Professor Michael Falser from the Institute of European Art History at Heidelberg University in Germany published a history of Angkor Wat earlier this year titled Angkor Wat: A Transcultural History of Heritage.
The intention of the 1,200-page book, according to Falser, is to shed light on the various iterations of the temple throughout a complicated modern history.
The book has two volumes, Angkor Wat in France: from plaster casts to exhibition in pavilions; and Angkor Wat in Cambodia: from jungle to global icon.
He told The Post that the book intends to analyse the modern period of Angkor Wat as a “global icon of cultural heritage”, a period that spans 150 years from the 19th to 21st centuries and which unfolded as an entangled and shared history between Europe and Asia.
Angkor in France reconceptualises the French-colonial discovery of the temple in the 19th century until its replica exhibitions in Marseille and Paris from 1867 to 1937.
Angkor Wat in Cambodia covers the various on-site restoration efforts inside the Angkor Archaeological Park from 1907 until 1970 and other important historical time frames until today.

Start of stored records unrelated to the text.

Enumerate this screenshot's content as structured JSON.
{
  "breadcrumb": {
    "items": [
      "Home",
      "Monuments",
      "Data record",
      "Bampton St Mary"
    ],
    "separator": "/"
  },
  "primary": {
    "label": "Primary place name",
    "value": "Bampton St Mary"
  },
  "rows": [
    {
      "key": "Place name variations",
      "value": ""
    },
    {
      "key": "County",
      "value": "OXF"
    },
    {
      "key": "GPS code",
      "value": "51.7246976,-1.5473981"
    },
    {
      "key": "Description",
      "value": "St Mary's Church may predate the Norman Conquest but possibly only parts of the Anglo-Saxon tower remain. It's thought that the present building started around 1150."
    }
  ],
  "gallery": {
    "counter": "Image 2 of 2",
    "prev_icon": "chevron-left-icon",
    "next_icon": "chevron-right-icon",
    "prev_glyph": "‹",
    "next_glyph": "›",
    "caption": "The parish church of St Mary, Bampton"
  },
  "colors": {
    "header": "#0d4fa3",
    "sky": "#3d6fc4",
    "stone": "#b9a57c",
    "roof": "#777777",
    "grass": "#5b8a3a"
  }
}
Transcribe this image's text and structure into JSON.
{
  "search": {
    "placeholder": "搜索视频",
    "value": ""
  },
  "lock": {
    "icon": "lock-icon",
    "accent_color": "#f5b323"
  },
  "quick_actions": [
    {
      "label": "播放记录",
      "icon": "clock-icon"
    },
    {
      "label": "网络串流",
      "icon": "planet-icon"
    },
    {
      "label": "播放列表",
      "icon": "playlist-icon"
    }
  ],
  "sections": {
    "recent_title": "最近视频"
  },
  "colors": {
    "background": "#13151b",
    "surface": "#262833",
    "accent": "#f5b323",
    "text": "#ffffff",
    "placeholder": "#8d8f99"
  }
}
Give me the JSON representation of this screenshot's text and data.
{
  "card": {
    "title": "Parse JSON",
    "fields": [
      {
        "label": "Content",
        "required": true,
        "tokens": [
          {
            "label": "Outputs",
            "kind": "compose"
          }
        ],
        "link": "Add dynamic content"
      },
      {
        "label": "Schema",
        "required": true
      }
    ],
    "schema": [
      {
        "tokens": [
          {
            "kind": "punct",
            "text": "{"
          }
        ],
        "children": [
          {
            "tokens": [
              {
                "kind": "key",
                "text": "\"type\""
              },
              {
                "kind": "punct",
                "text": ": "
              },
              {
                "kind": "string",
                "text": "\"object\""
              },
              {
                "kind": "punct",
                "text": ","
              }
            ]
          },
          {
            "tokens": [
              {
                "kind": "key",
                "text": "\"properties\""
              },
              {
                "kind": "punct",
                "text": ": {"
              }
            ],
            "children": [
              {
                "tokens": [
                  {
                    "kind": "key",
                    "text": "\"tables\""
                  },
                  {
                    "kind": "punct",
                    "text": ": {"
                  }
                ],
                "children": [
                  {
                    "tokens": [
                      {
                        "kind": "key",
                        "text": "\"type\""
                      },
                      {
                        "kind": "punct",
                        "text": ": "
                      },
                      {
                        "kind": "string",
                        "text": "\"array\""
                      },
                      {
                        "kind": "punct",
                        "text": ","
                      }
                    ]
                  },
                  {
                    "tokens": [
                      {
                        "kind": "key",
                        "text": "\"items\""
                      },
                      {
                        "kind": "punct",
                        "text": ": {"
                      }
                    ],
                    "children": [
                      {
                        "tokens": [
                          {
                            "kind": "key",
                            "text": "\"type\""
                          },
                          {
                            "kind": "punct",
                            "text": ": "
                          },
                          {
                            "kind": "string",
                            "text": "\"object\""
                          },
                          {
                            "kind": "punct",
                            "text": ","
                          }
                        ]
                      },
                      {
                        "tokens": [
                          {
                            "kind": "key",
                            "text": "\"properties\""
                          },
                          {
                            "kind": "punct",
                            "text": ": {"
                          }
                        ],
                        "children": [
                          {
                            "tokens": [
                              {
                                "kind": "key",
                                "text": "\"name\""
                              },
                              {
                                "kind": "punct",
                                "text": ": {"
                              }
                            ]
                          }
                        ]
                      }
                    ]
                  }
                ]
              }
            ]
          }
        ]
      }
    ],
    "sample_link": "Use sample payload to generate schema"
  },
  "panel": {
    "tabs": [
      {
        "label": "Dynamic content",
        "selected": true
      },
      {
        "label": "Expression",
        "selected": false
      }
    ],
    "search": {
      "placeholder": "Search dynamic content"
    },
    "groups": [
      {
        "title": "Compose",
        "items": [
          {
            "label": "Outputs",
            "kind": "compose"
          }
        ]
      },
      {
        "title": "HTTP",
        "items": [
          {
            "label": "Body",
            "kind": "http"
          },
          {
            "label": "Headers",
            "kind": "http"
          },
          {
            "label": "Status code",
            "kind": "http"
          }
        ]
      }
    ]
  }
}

The book contains more than 1,400 black-and-white and colour illustrations of historic photographs, architectural plans and media clips covering the multiple lives of Angkor Wat over the 150-year-long period from the 1860s to the 2010s.
Falser said he was trained as a preservation architect and architectural historian. He spent 10 years researching the book as a project leader with the Cluster of Excellence “Asia and Europe in a Global Context”, a research project at Heidelberg University.
While he was studying art history and architecture, he visited Cambodia and Angkor for the first time in the late 1990s when the Kingdom was recovering from civil war.
“I instantly fell in love with Cambodia, its charming people and impressive cultural heritage. However, I also saw that the dramatic history of the 19th and 20th centuries which affected Angkor as a site of religious veneration and cultural heritage until today,” he said.
Falser said everyone knows today some bits and pieces of the French-colonial history such as the exaggerated story of the French “discovery of Angkor Wat in the jungle”.
“It is astonishing that this 150-year-long story on how the site gradually mutated into a truly global icon of cultural heritage was never systematically written down. It is this book that presents this story for the first time in all its depth.
“I hope that people, most importantly the younger Cambodian generation – but also international tourists from Tokyo to San Francisco – will see Angkor Wat differently after reading my book.
“Yes, this architecture is undoubtedly a great masterpiece of Hindu and Buddhist architecture from the 12th century to the 15th century,” he said.
He said the temple was also an aesthetic and physical product of heritage in the 19th and 21st centuries.